It is also easy for me to stand alongside the great affirmation that we are a part of a moral universe
of which we are just as real a part as our bodies are a part of the physical world. “The starry heavens above and the moral law within,” was Kant’s expressive phrase. But there is no solace, no help for standing against the overwhelming in either the physical world or the moral law. They evidence God’s power, not his love. Joy, light, love, certitude, peace, and help for pain are of the spirit, and are not to be found anywhere else.
I believe in the worth of every human being and think that the finest thing about us is our capacity to love. My parents were simple people who never attempted to spin out in words a formal philosophy of life. But they had the capacity to subordinate self to the needs of other people. They gave us an
unshakable faith in the worthwhileness of human life and an optimistic belief that despite man’s abuse of freedom, and his many defeats in the lifelong contest between good and evil, God wants us to win the battle, not to lose it.
Not long ago, one very close to me was told she might have cancer. As she left the doctor’s office, not his words but St. Paul’s took possession of her mind: “For I am persuaded that neither death nor life nor angels nor principalities nor powers, nor things present nor things to come, nor height nor death, nor any other creature shall be able to separate us from the love of God.”
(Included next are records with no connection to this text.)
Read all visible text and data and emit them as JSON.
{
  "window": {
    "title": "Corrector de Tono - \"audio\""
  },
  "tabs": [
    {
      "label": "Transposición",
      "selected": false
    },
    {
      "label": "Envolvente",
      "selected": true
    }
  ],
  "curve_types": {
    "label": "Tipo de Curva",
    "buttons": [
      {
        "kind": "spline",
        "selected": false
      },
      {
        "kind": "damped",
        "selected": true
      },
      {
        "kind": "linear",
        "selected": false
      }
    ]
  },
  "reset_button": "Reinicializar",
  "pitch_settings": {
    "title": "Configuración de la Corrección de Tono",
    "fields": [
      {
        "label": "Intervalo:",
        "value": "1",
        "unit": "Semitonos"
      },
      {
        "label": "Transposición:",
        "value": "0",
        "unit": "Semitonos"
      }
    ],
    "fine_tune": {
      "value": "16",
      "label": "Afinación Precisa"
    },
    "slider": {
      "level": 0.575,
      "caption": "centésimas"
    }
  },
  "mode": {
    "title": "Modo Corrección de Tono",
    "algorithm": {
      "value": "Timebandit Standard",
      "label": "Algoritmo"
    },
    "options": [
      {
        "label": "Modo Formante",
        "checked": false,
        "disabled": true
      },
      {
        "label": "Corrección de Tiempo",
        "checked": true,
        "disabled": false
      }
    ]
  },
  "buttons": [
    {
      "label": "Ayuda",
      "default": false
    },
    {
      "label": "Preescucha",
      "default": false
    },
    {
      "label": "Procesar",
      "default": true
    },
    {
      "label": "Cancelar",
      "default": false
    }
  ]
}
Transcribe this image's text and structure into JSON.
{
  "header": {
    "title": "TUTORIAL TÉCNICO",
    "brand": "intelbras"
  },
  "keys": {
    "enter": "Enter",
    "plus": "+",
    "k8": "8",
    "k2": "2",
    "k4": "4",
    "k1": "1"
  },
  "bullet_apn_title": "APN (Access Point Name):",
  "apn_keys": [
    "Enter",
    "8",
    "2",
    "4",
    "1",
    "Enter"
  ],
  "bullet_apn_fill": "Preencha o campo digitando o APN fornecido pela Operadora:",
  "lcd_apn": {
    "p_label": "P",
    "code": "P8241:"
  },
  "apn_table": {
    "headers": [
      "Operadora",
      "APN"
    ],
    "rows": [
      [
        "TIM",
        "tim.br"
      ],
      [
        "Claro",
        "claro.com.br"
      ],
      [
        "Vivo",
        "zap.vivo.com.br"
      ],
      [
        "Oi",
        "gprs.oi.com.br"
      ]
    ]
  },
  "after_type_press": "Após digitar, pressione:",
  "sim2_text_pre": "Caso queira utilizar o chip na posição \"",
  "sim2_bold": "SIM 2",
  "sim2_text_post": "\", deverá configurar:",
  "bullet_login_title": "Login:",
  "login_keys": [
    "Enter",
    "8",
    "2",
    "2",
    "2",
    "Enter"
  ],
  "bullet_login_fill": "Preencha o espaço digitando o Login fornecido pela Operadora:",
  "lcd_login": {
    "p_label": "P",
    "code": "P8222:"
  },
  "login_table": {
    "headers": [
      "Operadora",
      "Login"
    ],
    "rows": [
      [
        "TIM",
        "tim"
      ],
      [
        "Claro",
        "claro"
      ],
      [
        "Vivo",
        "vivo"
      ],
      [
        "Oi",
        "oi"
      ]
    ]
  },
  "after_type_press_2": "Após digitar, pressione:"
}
Over against the simplicity and seeming finality of death, and over against God’s apparent disregard of
justice in the human lot, I believe the rock bottom thing to be, that I am part of a spiritual universe at whose heart is a redemptive love, which can create out of calamity the best things God has placed within my reach. To find out if that is so, I must give up self-dependence and let God take me by the hand. It is as simple and as difficult as that.
That was Lewis M. Stevens, a partner in the law firm of Stradley, Ronon, Stevens & Young in Philadelphia.